(Component data from apps and pages)
-- Opening Marker --

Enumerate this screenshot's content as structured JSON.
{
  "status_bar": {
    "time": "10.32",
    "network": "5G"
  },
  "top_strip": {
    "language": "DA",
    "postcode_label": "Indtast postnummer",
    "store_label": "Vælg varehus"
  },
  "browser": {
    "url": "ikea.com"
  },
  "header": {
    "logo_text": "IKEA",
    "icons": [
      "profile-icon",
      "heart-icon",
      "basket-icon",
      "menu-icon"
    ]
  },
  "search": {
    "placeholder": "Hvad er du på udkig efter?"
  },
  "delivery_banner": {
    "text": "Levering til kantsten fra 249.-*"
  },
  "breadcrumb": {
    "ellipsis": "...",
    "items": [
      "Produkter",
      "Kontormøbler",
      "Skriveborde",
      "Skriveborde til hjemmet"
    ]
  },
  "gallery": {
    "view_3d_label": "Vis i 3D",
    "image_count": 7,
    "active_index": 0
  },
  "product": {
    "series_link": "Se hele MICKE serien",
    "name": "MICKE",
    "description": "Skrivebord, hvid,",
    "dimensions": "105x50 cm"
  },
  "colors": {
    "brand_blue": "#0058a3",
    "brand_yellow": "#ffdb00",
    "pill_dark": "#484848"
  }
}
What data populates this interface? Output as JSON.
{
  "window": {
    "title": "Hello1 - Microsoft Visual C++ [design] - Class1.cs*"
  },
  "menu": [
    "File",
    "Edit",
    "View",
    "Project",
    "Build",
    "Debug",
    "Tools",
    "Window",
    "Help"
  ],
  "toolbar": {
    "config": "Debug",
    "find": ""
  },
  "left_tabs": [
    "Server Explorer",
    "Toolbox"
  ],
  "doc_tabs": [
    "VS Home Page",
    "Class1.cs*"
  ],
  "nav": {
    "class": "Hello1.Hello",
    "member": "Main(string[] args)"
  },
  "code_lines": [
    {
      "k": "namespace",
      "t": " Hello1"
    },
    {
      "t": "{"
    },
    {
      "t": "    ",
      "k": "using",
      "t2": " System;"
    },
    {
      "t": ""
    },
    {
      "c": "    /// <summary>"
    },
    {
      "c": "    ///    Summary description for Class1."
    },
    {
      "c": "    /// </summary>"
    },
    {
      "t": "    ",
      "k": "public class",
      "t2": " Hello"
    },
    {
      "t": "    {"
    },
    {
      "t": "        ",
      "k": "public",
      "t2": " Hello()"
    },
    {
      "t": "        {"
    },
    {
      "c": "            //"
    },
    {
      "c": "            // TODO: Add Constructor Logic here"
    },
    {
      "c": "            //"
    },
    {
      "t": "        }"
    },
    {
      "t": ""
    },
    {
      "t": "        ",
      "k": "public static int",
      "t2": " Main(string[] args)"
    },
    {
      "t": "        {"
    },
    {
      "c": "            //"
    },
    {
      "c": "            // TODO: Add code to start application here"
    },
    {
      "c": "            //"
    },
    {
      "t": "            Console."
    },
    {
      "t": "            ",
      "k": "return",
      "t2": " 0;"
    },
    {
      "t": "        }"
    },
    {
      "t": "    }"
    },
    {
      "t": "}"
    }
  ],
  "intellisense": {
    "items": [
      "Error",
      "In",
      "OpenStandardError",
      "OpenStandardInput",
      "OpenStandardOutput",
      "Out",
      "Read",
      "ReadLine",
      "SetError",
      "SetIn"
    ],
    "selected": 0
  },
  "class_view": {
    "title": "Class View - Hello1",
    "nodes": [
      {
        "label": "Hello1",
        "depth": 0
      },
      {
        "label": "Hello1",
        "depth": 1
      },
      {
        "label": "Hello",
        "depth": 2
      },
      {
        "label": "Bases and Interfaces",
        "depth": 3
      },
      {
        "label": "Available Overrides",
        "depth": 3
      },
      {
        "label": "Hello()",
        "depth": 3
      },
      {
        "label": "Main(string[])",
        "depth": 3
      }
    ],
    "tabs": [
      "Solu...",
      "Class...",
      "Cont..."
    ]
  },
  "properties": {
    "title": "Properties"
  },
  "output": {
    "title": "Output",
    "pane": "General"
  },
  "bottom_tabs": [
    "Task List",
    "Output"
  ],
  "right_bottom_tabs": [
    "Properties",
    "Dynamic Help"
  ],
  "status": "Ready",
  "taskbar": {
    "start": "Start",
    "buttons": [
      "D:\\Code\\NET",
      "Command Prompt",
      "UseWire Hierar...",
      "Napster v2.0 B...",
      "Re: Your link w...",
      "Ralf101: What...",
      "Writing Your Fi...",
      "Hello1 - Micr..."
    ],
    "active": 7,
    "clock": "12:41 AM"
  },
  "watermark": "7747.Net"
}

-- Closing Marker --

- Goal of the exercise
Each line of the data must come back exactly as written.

- Response to this exercise
Enumerate this screenshot's content as structured JSON.
{
  "status_bar": {
    "time": "10.32",
    "network": "5G"
  },
  "top_strip": {
    "language": "DA",
    "postcode_label": "Indtast postnummer",
    "store_label": "Vælg varehus"
  },
  "browser": {
    "url": "ikea.com"
  },
  "header": {
    "logo_text": "IKEA",
    "icons": [
      "profile-icon",
      "heart-icon",
      "basket-icon",
      "menu-icon"
    ]
  },
  "search": {
    "placeholder": "Hvad er du på udkig efter?"
  },
  "delivery_banner": {
    "text": "Levering til kantsten fra 249.-*"
  },
  "breadcrumb": {
    "ellipsis": "...",
    "items": [
      "Produkter",
      "Kontormøbler",
      "Skriveborde",
      "Skriveborde til hjemmet"
    ]
  },
  "gallery": {
    "view_3d_label": "Vis i 3D",
    "image_count": 7,
    "active_index": 0
  },
  "product": {
    "series_link": "Se hele MICKE serien",
    "name": "MICKE",
    "description": "Skrivebord, hvid,",
    "dimensions": "105x50 cm"
  },
  "colors": {
    "brand_blue": "#0058a3",
    "brand_yellow": "#ffdb00",
    "pill_dark": "#484848"
  }
}
What data populates this interface? Output as JSON.
{
  "window": {
    "title": "Hello1 - Microsoft Visual C++ [design] - Class1.cs*"
  },
  "menu": [
    "File",
    "Edit",
    "View",
    "Project",
    "Build",
    "Debug",
    "Tools",
    "Window",
    "Help"
  ],
  "toolbar": {
    "config": "Debug",
    "find": ""
  },
  "left_tabs": [
    "Server Explorer",
    "Toolbox"
  ],
  "doc_tabs": [
    "VS Home Page",
    "Class1.cs*"
  ],
  "nav": {
    "class": "Hello1.Hello",
    "member": "Main(string[] args)"
  },
  "code_lines": [
    {
      "k": "namespace",
      "t": " Hello1"
    },
    {
      "t": "{"
    },
    {
      "t": "    ",
      "k": "using",
      "t2": " System;"
    },
    {
      "t": ""
    },
    {
      "c": "    /// <summary>"
    },
    {
      "c": "    ///    Summary description for Class1."
    },
    {
      "c": "    /// </summary>"
    },
    {
      "t": "    ",
      "k": "public class",
      "t2": " Hello"
    },
    {
      "t": "    {"
    },
    {
      "t": "        ",
      "k": "public",
      "t2": " Hello()"
    },
    {
      "t": "        {"
    },
    {
      "c": "            //"
    },
    {
      "c": "            // TODO: Add Constructor Logic here"
    },
    {
      "c": "            //"
    },
    {
      "t": "        }"
    },
    {
      "t": ""
    },
    {
      "t": "        ",
      "k": "public static int",
      "t2": " Main(string[] args)"
    },
    {
      "t": "        {"
    },
    {
      "c": "            //"
    },
    {
      "c": "            // TODO: Add code to start application here"
    },
    {
      "c": "            //"
    },
    {
      "t": "            Console."
    },
    {
      "t": "            ",
      "k": "return",
      "t2": " 0;"
    },
    {
      "t": "        }"
    },
    {
      "t": "    }"
    },
    {
      "t": "}"
    }
  ],
  "intellisense": {
    "items": [
      "Error",
      "In",
      "OpenStandardError",
      "OpenStandardInput",
      "OpenStandardOutput",
      "Out",
      "Read",
      "ReadLine",
      "SetError",
      "SetIn"
    ],
    "selected": 0
  },
  "class_view": {
    "title": "Class View - Hello1",
    "nodes": [
      {
        "label": "Hello1",
        "depth": 0
      },
      {
        "label": "Hello1",
        "depth": 1
      },
      {
        "label": "Hello",
        "depth": 2
      },
      {
        "label": "Bases and Interfaces",
        "depth": 3
      },
      {
        "label": "Available Overrides",
        "depth": 3
      },
      {
        "label": "Hello()",
        "depth": 3
      },
      {
        "label": "Main(string[])",
        "depth": 3
      }
    ],
    "tabs": [
      "Solu...",
      "Class...",
      "Cont..."
    ]
  },
  "properties": {
    "title": "Properties"
  },
  "output": {
    "title": "Output",
    "pane": "General"
  },
  "bottom_tabs": [
    "Task List",
    "Output"
  ],
  "right_bottom_tabs": [
    "Properties",
    "Dynamic Help"
  ],
  "status": "Ready",
  "taskbar": {
    "start": "Start",
    "buttons": [
      "D:\\Code\\NET",
      "Command Prompt",
      "UseWire Hierar...",
      "Napster v2.0 B...",
      "Re: Your link w...",
      "Ralf101: What...",
      "Writing Your Fi...",
      "Hello1 - Micr..."
    ],
    "active": 7,
    "clock": "12:41 AM"
  },
  "watermark": "7747.Net"
}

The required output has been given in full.